Input records ->
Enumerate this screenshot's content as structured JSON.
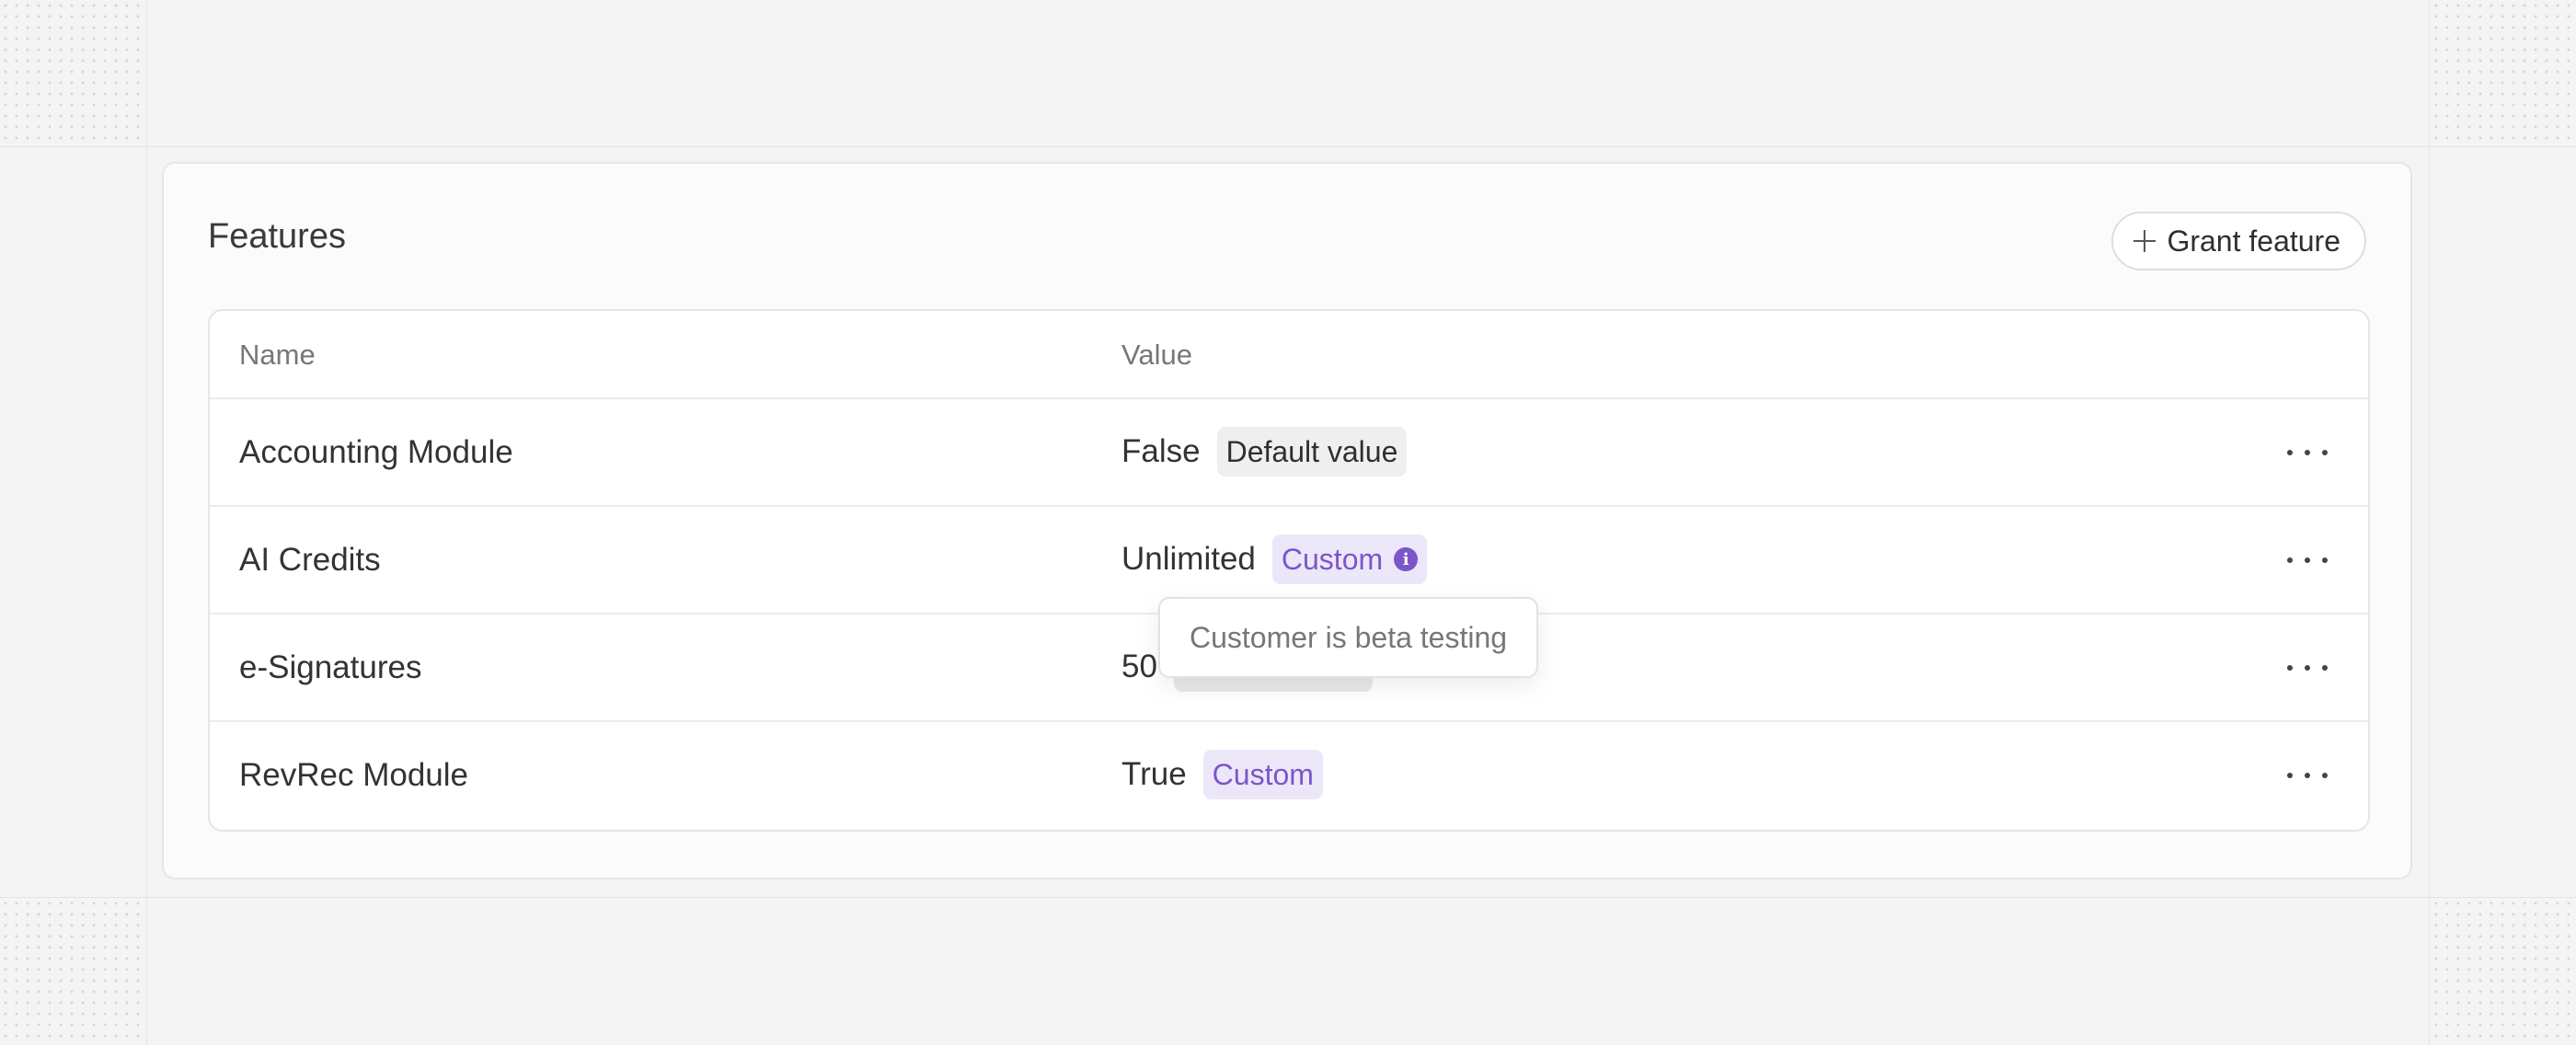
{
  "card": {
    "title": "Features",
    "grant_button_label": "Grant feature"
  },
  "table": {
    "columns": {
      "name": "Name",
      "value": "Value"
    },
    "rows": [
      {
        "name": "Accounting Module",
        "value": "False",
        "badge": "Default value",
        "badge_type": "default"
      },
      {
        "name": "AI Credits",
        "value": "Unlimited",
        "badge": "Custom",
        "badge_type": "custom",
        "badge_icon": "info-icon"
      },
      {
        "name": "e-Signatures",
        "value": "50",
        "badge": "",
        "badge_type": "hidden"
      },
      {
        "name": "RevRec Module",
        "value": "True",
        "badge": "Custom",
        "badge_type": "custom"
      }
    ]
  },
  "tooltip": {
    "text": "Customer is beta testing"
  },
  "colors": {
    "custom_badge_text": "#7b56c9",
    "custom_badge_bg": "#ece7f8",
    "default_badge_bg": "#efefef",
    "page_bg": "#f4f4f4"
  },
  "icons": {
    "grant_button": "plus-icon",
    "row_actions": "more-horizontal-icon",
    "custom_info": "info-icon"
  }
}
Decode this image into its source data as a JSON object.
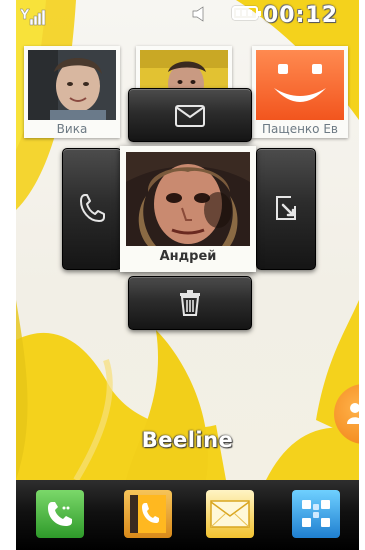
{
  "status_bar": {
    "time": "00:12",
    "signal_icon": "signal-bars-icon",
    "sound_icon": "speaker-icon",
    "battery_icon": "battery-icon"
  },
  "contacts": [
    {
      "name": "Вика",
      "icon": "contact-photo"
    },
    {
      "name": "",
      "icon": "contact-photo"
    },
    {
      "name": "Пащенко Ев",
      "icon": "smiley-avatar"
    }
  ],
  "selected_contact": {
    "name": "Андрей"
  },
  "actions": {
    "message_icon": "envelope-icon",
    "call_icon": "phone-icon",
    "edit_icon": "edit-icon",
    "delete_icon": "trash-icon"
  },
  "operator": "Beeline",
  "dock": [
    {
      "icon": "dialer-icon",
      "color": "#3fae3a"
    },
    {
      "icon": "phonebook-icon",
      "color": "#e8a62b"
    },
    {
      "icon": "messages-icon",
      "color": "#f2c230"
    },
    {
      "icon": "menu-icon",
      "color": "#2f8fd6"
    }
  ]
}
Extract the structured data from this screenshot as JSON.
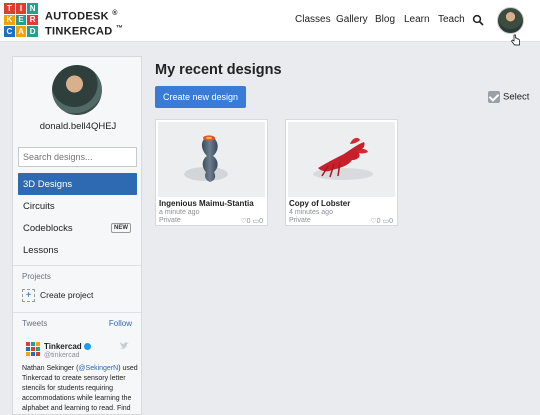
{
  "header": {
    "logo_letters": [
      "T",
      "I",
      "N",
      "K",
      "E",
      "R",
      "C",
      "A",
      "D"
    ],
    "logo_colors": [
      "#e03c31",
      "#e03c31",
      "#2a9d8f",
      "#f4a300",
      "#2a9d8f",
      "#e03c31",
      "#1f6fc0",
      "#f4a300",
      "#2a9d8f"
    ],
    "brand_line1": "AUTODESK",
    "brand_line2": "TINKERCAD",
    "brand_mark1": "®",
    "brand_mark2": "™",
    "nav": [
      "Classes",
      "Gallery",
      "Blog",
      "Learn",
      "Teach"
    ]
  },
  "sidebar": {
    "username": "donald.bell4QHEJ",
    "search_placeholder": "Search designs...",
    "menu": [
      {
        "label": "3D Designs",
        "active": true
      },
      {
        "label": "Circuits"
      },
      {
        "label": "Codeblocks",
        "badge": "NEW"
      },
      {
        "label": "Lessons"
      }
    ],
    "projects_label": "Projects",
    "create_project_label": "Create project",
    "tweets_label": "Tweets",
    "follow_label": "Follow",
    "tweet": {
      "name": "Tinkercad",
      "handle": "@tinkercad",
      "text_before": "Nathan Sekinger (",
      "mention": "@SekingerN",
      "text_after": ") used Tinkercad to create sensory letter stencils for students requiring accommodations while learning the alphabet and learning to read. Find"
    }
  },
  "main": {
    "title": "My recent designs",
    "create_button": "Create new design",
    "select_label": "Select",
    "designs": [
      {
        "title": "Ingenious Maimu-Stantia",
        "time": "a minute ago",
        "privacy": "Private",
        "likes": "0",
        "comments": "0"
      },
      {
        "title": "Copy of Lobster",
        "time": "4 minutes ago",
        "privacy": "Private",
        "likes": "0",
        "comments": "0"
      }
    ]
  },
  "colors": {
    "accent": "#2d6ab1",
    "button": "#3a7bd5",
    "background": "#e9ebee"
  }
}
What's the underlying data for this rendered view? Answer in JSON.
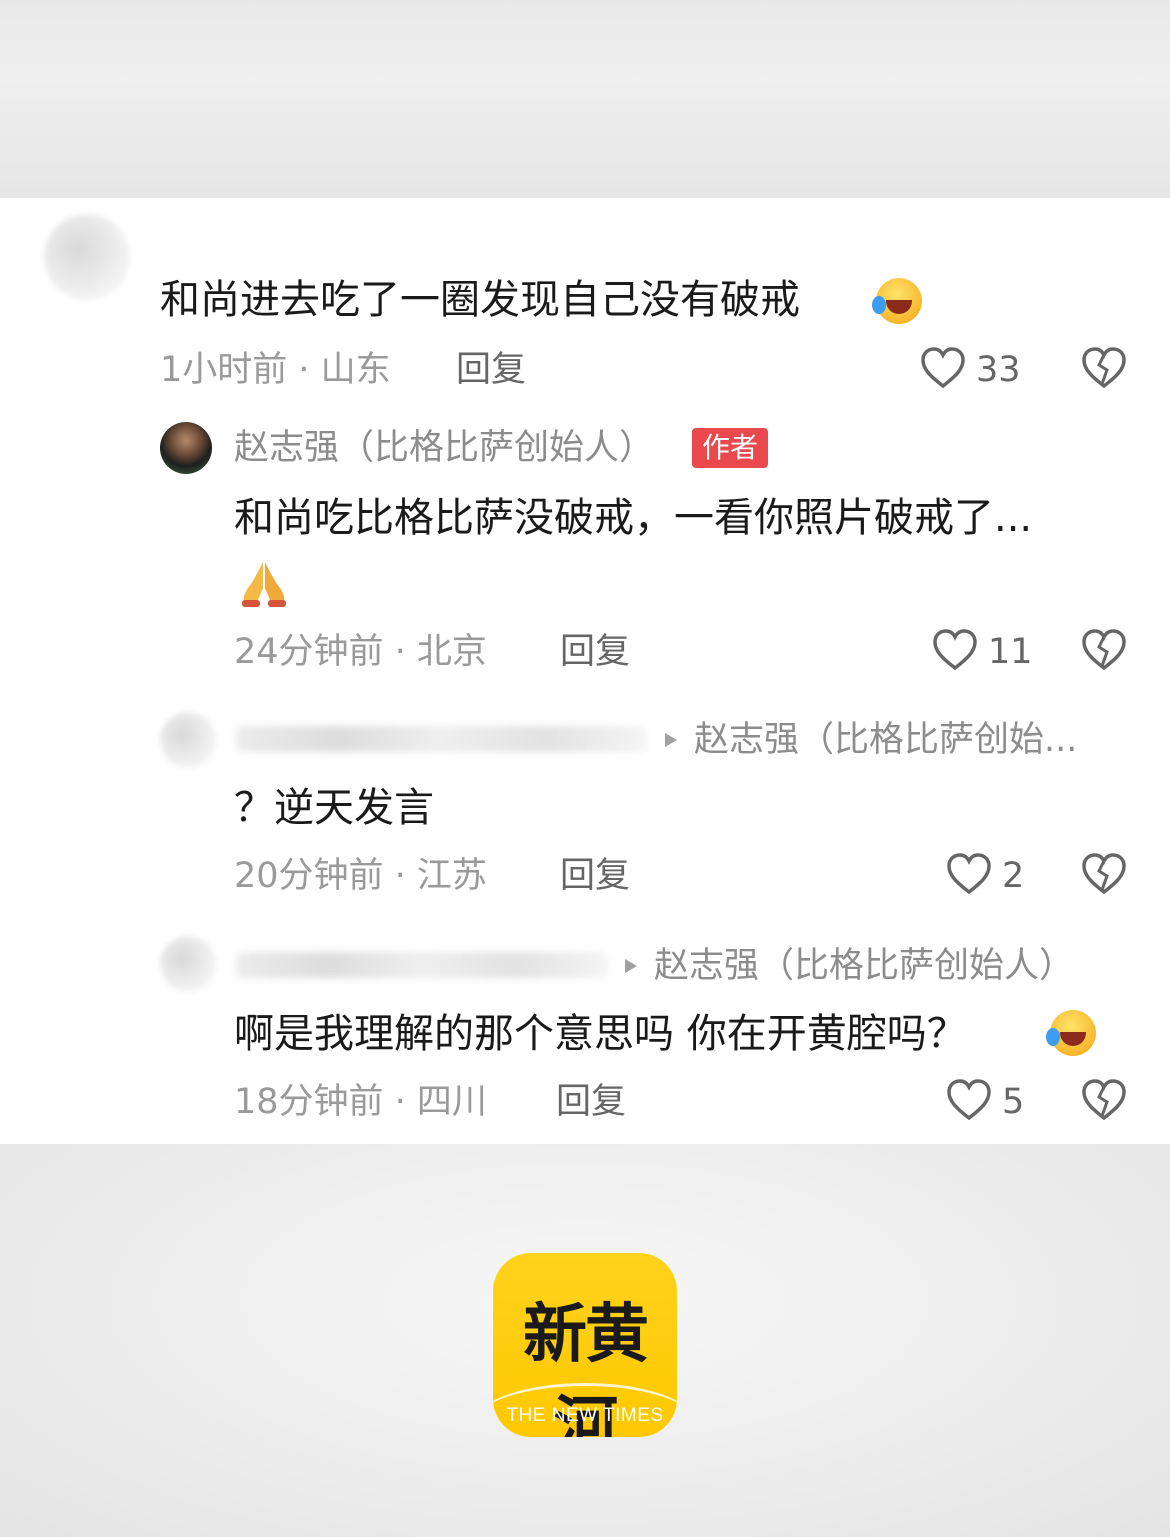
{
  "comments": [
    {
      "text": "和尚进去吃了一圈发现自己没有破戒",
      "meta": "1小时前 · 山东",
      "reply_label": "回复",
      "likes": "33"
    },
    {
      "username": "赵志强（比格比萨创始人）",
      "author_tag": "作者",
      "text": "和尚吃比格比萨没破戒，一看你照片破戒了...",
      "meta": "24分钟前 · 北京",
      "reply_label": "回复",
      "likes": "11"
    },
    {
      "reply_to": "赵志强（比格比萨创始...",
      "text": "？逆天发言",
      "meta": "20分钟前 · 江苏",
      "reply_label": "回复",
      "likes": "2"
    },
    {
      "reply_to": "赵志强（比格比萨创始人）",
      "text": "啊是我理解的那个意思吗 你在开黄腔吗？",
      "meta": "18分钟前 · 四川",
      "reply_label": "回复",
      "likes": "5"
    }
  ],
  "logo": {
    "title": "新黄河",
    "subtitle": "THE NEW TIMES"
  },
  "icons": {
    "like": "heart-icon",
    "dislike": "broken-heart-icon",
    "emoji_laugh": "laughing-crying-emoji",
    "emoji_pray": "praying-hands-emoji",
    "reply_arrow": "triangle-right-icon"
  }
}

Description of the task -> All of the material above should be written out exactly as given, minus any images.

Task result ->
Enumerate this screenshot's content as structured JSON.
{
  "card": {
    "title": "Features",
    "grant_button_label": "Grant feature"
  },
  "table": {
    "columns": {
      "name": "Name",
      "value": "Value"
    },
    "rows": [
      {
        "name": "Accounting Module",
        "value": "False",
        "badge": "Default value",
        "badge_type": "default"
      },
      {
        "name": "AI Credits",
        "value": "Unlimited",
        "badge": "Custom",
        "badge_type": "custom",
        "badge_icon": "info-icon"
      },
      {
        "name": "e-Signatures",
        "value": "50",
        "badge": "",
        "badge_type": "hidden"
      },
      {
        "name": "RevRec Module",
        "value": "True",
        "badge": "Custom",
        "badge_type": "custom"
      }
    ]
  },
  "tooltip": {
    "text": "Customer is beta testing"
  },
  "colors": {
    "custom_badge_text": "#7b56c9",
    "custom_badge_bg": "#ece7f8",
    "default_badge_bg": "#efefef",
    "page_bg": "#f4f4f4"
  },
  "icons": {
    "grant_button": "plus-icon",
    "row_actions": "more-horizontal-icon",
    "custom_info": "info-icon"
  }
}
Decode this image into its source data as a JSON object.
{
  "status_bar": {
    "time": "00:12",
    "signal_icon": "signal-bars-icon",
    "sound_icon": "speaker-icon",
    "battery_icon": "battery-icon"
  },
  "contacts": [
    {
      "name": "Вика",
      "icon": "contact-photo"
    },
    {
      "name": "",
      "icon": "contact-photo"
    },
    {
      "name": "Пащенко Ев",
      "icon": "smiley-avatar"
    }
  ],
  "selected_contact": {
    "name": "Андрей"
  },
  "actions": {
    "message_icon": "envelope-icon",
    "call_icon": "phone-icon",
    "edit_icon": "edit-icon",
    "delete_icon": "trash-icon"
  },
  "operator": "Beeline",
  "dock": [
    {
      "icon": "dialer-icon",
      "color": "#3fae3a"
    },
    {
      "icon": "phonebook-icon",
      "color": "#e8a62b"
    },
    {
      "icon": "messages-icon",
      "color": "#f2c230"
    },
    {
      "icon": "menu-icon",
      "color": "#2f8fd6"
    }
  ]
}
Extract the structured data from this screenshot as JSON.
{
  "header": {
    "logo_letters": [
      "T",
      "I",
      "N",
      "K",
      "E",
      "R",
      "C",
      "A",
      "D"
    ],
    "logo_colors": [
      "#e03c31",
      "#e03c31",
      "#2a9d8f",
      "#f4a300",
      "#2a9d8f",
      "#e03c31",
      "#1f6fc0",
      "#f4a300",
      "#2a9d8f"
    ],
    "brand_line1": "AUTODESK",
    "brand_line2": "TINKERCAD",
    "brand_mark1": "®",
    "brand_mark2": "™",
    "nav": [
      "Classes",
      "Gallery",
      "Blog",
      "Learn",
      "Teach"
    ]
  },
  "sidebar": {
    "username": "donald.bell4QHEJ",
    "search_placeholder": "Search designs...",
    "menu": [
      {
        "label": "3D Designs",
        "active": true
      },
      {
        "label": "Circuits"
      },
      {
        "label": "Codeblocks",
        "badge": "NEW"
      },
      {
        "label": "Lessons"
      }
    ],
    "projects_label": "Projects",
    "create_project_label": "Create project",
    "tweets_label": "Tweets",
    "follow_label": "Follow",
    "tweet": {
      "name": "Tinkercad",
      "handle": "@tinkercad",
      "text_before": "Nathan Sekinger (",
      "mention": "@SekingerN",
      "text_after": ") used Tinkercad to create sensory letter stencils for students requiring accommodations while learning the alphabet and learning to read. Find"
    }
  },
  "main": {
    "title": "My recent designs",
    "create_button": "Create new design",
    "select_label": "Select",
    "designs": [
      {
        "title": "Ingenious Maimu-Stantia",
        "time": "a minute ago",
        "privacy": "Private",
        "likes": "0",
        "comments": "0"
      },
      {
        "title": "Copy of Lobster",
        "time": "4 minutes ago",
        "privacy": "Private",
        "likes": "0",
        "comments": "0"
      }
    ]
  },
  "colors": {
    "accent": "#2d6ab1",
    "button": "#3a7bd5",
    "background": "#e9ebee"
  }
}
What's the underlying data for this rendered view? Answer in JSON.
{
  "comments": [
    {
      "text": "和尚进去吃了一圈发现自己没有破戒",
      "meta": "1小时前 · 山东",
      "reply_label": "回复",
      "likes": "33"
    },
    {
      "username": "赵志强（比格比萨创始人）",
      "author_tag": "作者",
      "text": "和尚吃比格比萨没破戒，一看你照片破戒了...",
      "meta": "24分钟前 · 北京",
      "reply_label": "回复",
      "likes": "11"
    },
    {
      "reply_to": "赵志强（比格比萨创始...",
      "text": "？逆天发言",
      "meta": "20分钟前 · 江苏",
      "reply_label": "回复",
      "likes": "2"
    },
    {
      "reply_to": "赵志强（比格比萨创始人）",
      "text": "啊是我理解的那个意思吗 你在开黄腔吗？",
      "meta": "18分钟前 · 四川",
      "reply_label": "回复",
      "likes": "5"
    }
  ],
  "logo": {
    "title": "新黄河",
    "subtitle": "THE NEW TIMES"
  },
  "icons": {
    "like": "heart-icon",
    "dislike": "broken-heart-icon",
    "emoji_laugh": "laughing-crying-emoji",
    "emoji_pray": "praying-hands-emoji",
    "reply_arrow": "triangle-right-icon"
  }
}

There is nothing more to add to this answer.